Exactly how many lines in the listing contain "Lesen"? Respond with the number and nothing more.

#### Information provided
┄┄┄┄┄┄

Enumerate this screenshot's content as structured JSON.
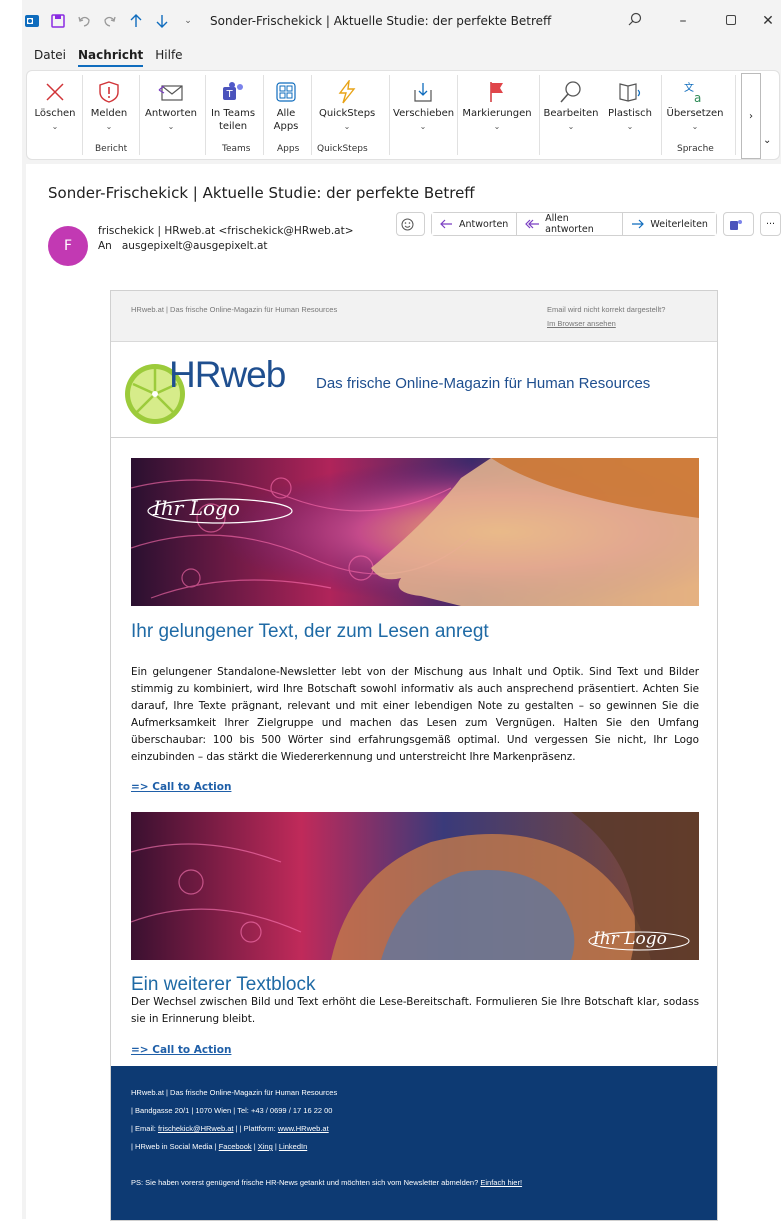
{
  "window": {
    "title": "Sonder-Frischekick | Aktuelle Studie: der perfekte Betreff"
  },
  "menu": {
    "items": [
      "Datei",
      "Nachricht",
      "Hilfe"
    ],
    "active": "Nachricht"
  },
  "ribbon": {
    "buttons": [
      {
        "label": "Löschen",
        "icon": "delete-x-icon"
      },
      {
        "label": "Melden",
        "icon": "report-shield-icon"
      },
      {
        "label": "Antworten",
        "icon": "reply-envelope-icon"
      },
      {
        "label": "In Teams teilen",
        "icon": "teams-icon"
      },
      {
        "label": "Alle Apps",
        "icon": "apps-grid-icon"
      },
      {
        "label": "QuickSteps",
        "icon": "lightning-icon"
      },
      {
        "label": "Verschieben",
        "icon": "move-icon"
      },
      {
        "label": "Markierungen",
        "icon": "flag-icon"
      },
      {
        "label": "Bearbeiten",
        "icon": "search-icon"
      },
      {
        "label": "Plastisch",
        "icon": "immersive-reader-icon"
      },
      {
        "label": "Übersetzen",
        "icon": "translate-icon"
      }
    ],
    "groups": [
      "Bericht",
      "Teams",
      "Apps",
      "QuickSteps",
      "Sprache"
    ]
  },
  "message": {
    "subject": "Sonder-Frischekick | Aktuelle Studie: der perfekte Betreff",
    "avatar_letter": "F",
    "from": "frischekick  |  HRweb.at  <frischekick@HRweb.at>",
    "to_label": "An",
    "to": "ausgepixelt@ausgepixelt.at",
    "actions": [
      "Antworten",
      "Allen antworten",
      "Weiterleiten"
    ]
  },
  "newsletter": {
    "preheader_left": "HRweb.at | Das frische Online-Magazin für Human Resources",
    "preheader_right": "Email wird nicht korrekt dargestellt?",
    "preheader_link": "Im Browser ansehen",
    "brand": "HRweb",
    "tagline": "Das frische Online-Magazin für Human Resources",
    "logo_text": "Ihr Logo",
    "heading1": "Ihr gelungener Text, der zum Lesen anregt",
    "body1": "Ein gelungener Standalone-Newsletter lebt von der Mischung aus Inhalt und Optik. Sind Text und Bilder stimmig zu kombiniert, wird Ihre Botschaft sowohl informativ als auch ansprechend präsentiert. Achten Sie darauf, Ihre Texte prägnant, relevant und mit einer lebendigen Note zu gestalten – so gewinnen Sie die Aufmerksamkeit Ihrer Zielgruppe und machen das Lesen zum Vergnügen. Halten Sie den Umfang überschaubar: 100 bis 500 Wörter sind erfahrungsgemäß optimal. Und vergessen Sie nicht, Ihr Logo einzubinden – das stärkt die Wiedererkennung und unterstreicht Ihre Markenpräsenz.",
    "cta": "=> Call to  Action",
    "heading2": "Ein weiterer Textblock",
    "body2": "Der Wechsel zwischen Bild und Text erhöht die Lese-Bereitschaft. Formulieren Sie Ihre Botschaft klar, sodass sie in Erinnerung bleibt.",
    "footer": {
      "line1": "HRweb.at | Das frische Online-Magazin für Human Resources",
      "line2": "| Bandgasse 20/1 | 1070 Wien | Tel: +43 / 0699 / 17 16 22 00",
      "email_label": "| Email: ",
      "email": "frischekick@HRweb.at",
      "platform_label": " | | Plattform: ",
      "platform": "www.HRweb.at",
      "social_label": "| HRweb in Social Media | ",
      "social1": "Facebook",
      "social2": "Xing",
      "social3": "LinkedIn",
      "sep": " | ",
      "ps": "PS: Sie haben vorerst genügend frische HR-News getankt und möchten sich vom Newsletter abmelden? ",
      "unsubscribe": "Einfach hier!"
    }
  },
  "colors": {
    "accent": "#0f6cbd",
    "avatar": "#c239b3",
    "footer_bg": "#0d3a73",
    "heading": "#1f6aa5"
  }
}
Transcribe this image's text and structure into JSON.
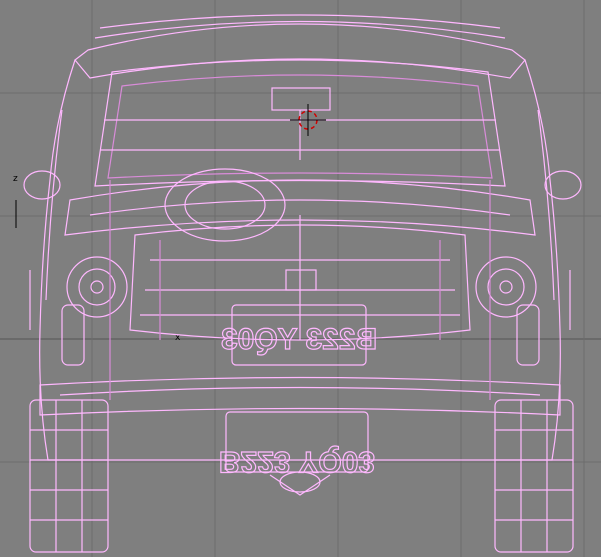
{
  "viewport": {
    "background": "#7f7f7f",
    "grid_color": "#6c6c6c",
    "wire_color": "#ffb8ff",
    "wire_dark": "#d98cd9",
    "cursor_color": "#d00000"
  },
  "axes": {
    "vertical_label": "z",
    "horizontal_label": "x"
  },
  "car": {
    "front_plate": "B223 YQ03",
    "rear_plate": "B223 YQ03"
  }
}
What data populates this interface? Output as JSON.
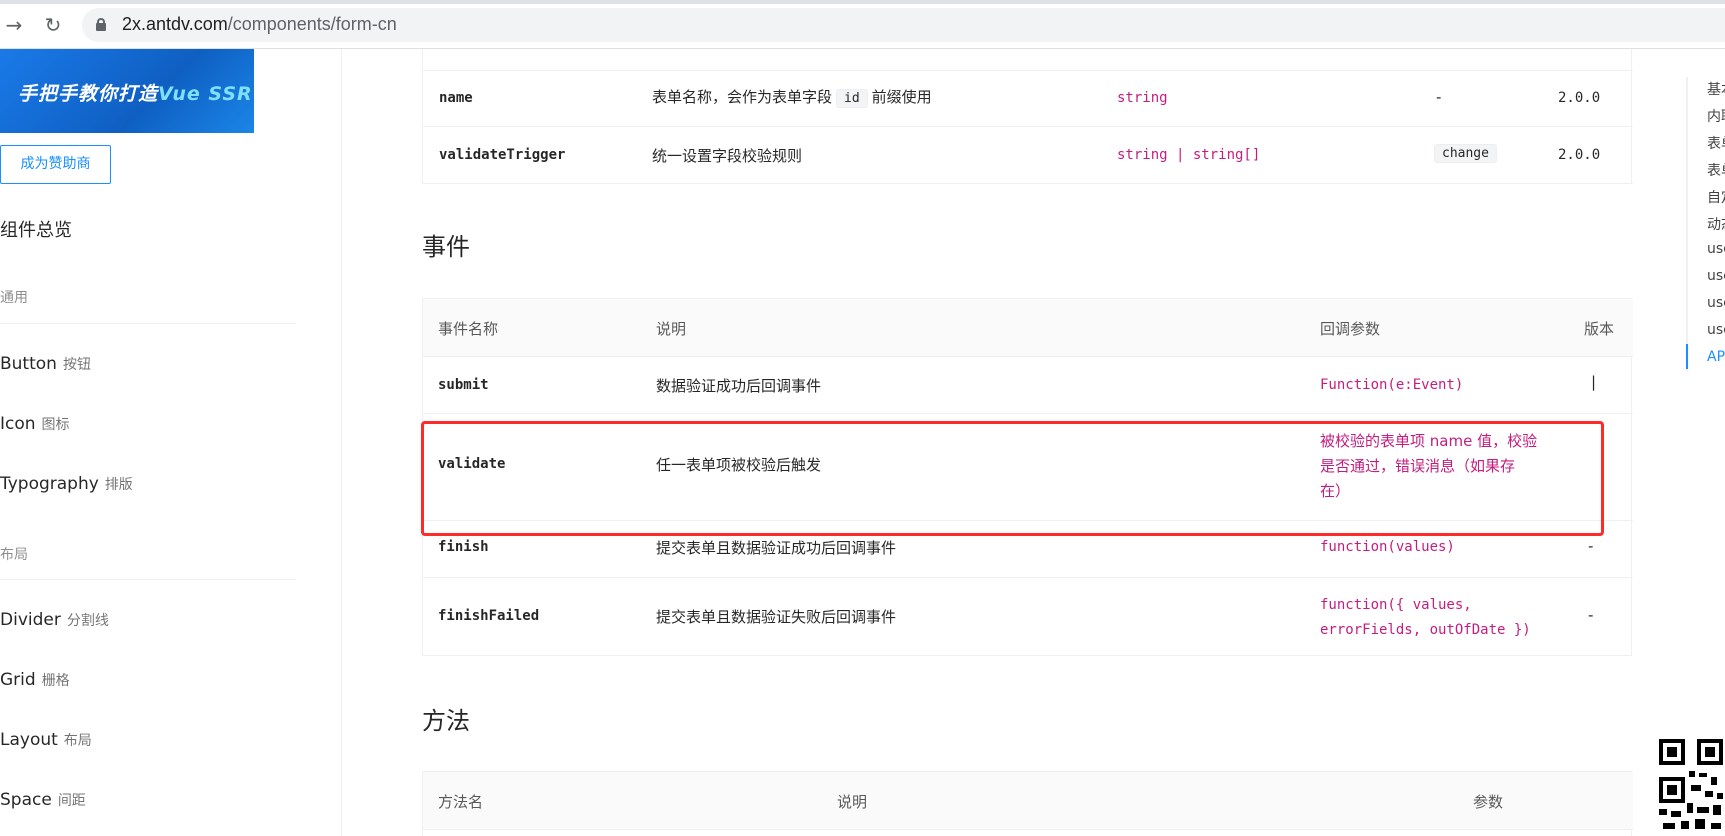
{
  "browser": {
    "url_domain": "2x.antdv.com",
    "url_path": "/components/form-cn",
    "back_icon": "arrow-right-icon",
    "reload_icon": "reload-icon"
  },
  "sidebar": {
    "banner_text_a": "手把手教你打造",
    "banner_text_b": "Vue SSR",
    "sponsor_label": "成为赞助商",
    "overview": "组件总览",
    "groups": [
      {
        "label": "通用"
      },
      {
        "label": "布局"
      }
    ],
    "items": [
      {
        "label": "Button",
        "sub": "按钮"
      },
      {
        "label": "Icon",
        "sub": "图标"
      },
      {
        "label": "Typography",
        "sub": "排版"
      },
      {
        "label": "Divider",
        "sub": "分割线"
      },
      {
        "label": "Grid",
        "sub": "栅格"
      },
      {
        "label": "Layout",
        "sub": "布局"
      },
      {
        "label": "Space",
        "sub": "间距"
      }
    ]
  },
  "props_table": {
    "rows": [
      {
        "name": "name",
        "desc_a": "表单名称，会作为表单字段",
        "chip": "id",
        "desc_b": "前缀使用",
        "type": "string",
        "default": "-",
        "version": "2.0.0"
      },
      {
        "name": "validateTrigger",
        "desc": "统一设置字段校验规则",
        "type": "string | string[]",
        "default_chip": "change",
        "version": "2.0.0"
      }
    ]
  },
  "events": {
    "title": "事件",
    "headers": {
      "name": "事件名称",
      "desc": "说明",
      "params": "回调参数",
      "version": "版本"
    },
    "rows": [
      {
        "name": "submit",
        "desc": "数据验证成功后回调事件",
        "params": "Function(e:Event)",
        "version": "|"
      },
      {
        "name": "validate",
        "desc": "任一表单项被校验后触发",
        "params_line1": "被校验的表单项 name 值，校验",
        "params_line2": "是否通过，错误消息（如果存",
        "params_line3": "在）",
        "version": ""
      },
      {
        "name": "finish",
        "desc": "提交表单且数据验证成功后回调事件",
        "params": "function(values)",
        "version": "-"
      },
      {
        "name": "finishFailed",
        "desc": "提交表单且数据验证失败后回调事件",
        "params_line1": "function({ values,",
        "params_line2": "errorFields, outOfDate })",
        "version": "-"
      }
    ]
  },
  "methods": {
    "title": "方法",
    "headers": {
      "name": "方法名",
      "desc": "说明",
      "params": "参数"
    }
  },
  "anchor": {
    "items": [
      "基本",
      "内联",
      "表单",
      "表单",
      "自定",
      "动态",
      "use",
      "use",
      "use",
      "use",
      "API"
    ],
    "active_index": 10
  },
  "colors": {
    "primary": "#1890ff",
    "type_magenta": "#c41d7f",
    "highlight_red": "#ff2a2a"
  }
}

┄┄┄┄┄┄

#### Reply to the exercise
2